(Stored data entries)

--- --- ---

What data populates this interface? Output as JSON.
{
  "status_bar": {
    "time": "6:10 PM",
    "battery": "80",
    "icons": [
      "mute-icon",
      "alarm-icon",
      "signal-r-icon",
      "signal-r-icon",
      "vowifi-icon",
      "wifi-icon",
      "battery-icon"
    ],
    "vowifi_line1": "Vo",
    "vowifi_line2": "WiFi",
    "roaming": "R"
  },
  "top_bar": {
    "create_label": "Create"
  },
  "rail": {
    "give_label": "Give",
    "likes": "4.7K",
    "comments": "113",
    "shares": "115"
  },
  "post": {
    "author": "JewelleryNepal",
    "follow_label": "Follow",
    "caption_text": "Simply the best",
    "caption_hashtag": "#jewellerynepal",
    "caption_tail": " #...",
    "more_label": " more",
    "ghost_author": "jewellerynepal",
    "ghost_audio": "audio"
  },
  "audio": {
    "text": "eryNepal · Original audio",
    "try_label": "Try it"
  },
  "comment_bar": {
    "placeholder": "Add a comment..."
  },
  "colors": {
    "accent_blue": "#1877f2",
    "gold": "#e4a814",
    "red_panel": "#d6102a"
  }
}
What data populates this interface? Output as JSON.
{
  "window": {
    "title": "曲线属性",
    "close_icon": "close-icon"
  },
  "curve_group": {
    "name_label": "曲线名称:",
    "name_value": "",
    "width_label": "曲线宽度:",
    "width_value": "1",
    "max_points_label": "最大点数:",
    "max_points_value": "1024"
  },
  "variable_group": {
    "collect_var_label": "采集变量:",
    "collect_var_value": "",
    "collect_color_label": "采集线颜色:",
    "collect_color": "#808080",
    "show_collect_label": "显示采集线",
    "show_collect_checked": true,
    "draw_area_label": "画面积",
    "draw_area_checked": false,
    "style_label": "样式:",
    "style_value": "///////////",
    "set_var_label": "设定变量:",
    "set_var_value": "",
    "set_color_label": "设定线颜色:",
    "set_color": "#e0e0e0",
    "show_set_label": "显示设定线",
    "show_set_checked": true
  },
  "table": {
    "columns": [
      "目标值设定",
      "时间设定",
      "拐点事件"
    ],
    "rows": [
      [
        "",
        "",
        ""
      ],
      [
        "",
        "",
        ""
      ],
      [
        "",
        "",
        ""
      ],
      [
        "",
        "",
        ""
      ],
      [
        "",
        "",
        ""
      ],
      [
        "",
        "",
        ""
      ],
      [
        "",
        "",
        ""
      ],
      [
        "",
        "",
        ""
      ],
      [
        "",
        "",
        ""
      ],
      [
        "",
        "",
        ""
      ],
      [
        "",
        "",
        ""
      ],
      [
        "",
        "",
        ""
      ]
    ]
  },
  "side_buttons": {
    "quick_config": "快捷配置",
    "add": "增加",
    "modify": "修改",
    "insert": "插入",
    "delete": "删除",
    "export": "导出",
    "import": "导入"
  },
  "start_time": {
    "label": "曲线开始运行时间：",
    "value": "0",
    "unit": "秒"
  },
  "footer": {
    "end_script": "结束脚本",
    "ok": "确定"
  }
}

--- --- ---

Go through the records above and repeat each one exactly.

### ANSWER BELOW
What data populates this interface? Output as JSON.
{
  "status_bar": {
    "time": "6:10 PM",
    "battery": "80",
    "icons": [
      "mute-icon",
      "alarm-icon",
      "signal-r-icon",
      "signal-r-icon",
      "vowifi-icon",
      "wifi-icon",
      "battery-icon"
    ],
    "vowifi_line1": "Vo",
    "vowifi_line2": "WiFi",
    "roaming": "R"
  },
  "top_bar": {
    "create_label": "Create"
  },
  "rail": {
    "give_label": "Give",
    "likes": "4.7K",
    "comments": "113",
    "shares": "115"
  },
  "post": {
    "author": "JewelleryNepal",
    "follow_label": "Follow",
    "caption_text": "Simply the best",
    "caption_hashtag": "#jewellerynepal",
    "caption_tail": " #...",
    "more_label": " more",
    "ghost_author": "jewellerynepal",
    "ghost_audio": "audio"
  },
  "audio": {
    "text": "eryNepal · Original audio",
    "try_label": "Try it"
  },
  "comment_bar": {
    "placeholder": "Add a comment..."
  },
  "colors": {
    "accent_blue": "#1877f2",
    "gold": "#e4a814",
    "red_panel": "#d6102a"
  }
}
What data populates this interface? Output as JSON.
{
  "window": {
    "title": "曲线属性",
    "close_icon": "close-icon"
  },
  "curve_group": {
    "name_label": "曲线名称:",
    "name_value": "",
    "width_label": "曲线宽度:",
    "width_value": "1",
    "max_points_label": "最大点数:",
    "max_points_value": "1024"
  },
  "variable_group": {
    "collect_var_label": "采集变量:",
    "collect_var_value": "",
    "collect_color_label": "采集线颜色:",
    "collect_color": "#808080",
    "show_collect_label": "显示采集线",
    "show_collect_checked": true,
    "draw_area_label": "画面积",
    "draw_area_checked": false,
    "style_label": "样式:",
    "style_value": "///////////",
    "set_var_label": "设定变量:",
    "set_var_value": "",
    "set_color_label": "设定线颜色:",
    "set_color": "#e0e0e0",
    "show_set_label": "显示设定线",
    "show_set_checked": true
  },
  "table": {
    "columns": [
      "目标值设定",
      "时间设定",
      "拐点事件"
    ],
    "rows": [
      [
        "",
        "",
        ""
      ],
      [
        "",
        "",
        ""
      ],
      [
        "",
        "",
        ""
      ],
      [
        "",
        "",
        ""
      ],
      [
        "",
        "",
        ""
      ],
      [
        "",
        "",
        ""
      ],
      [
        "",
        "",
        ""
      ],
      [
        "",
        "",
        ""
      ],
      [
        "",
        "",
        ""
      ],
      [
        "",
        "",
        ""
      ],
      [
        "",
        "",
        ""
      ],
      [
        "",
        "",
        ""
      ]
    ]
  },
  "side_buttons": {
    "quick_config": "快捷配置",
    "add": "增加",
    "modify": "修改",
    "insert": "插入",
    "delete": "删除",
    "export": "导出",
    "import": "导入"
  },
  "start_time": {
    "label": "曲线开始运行时间：",
    "value": "0",
    "unit": "秒"
  },
  "footer": {
    "end_script": "结束脚本",
    "ok": "确定"
  }
}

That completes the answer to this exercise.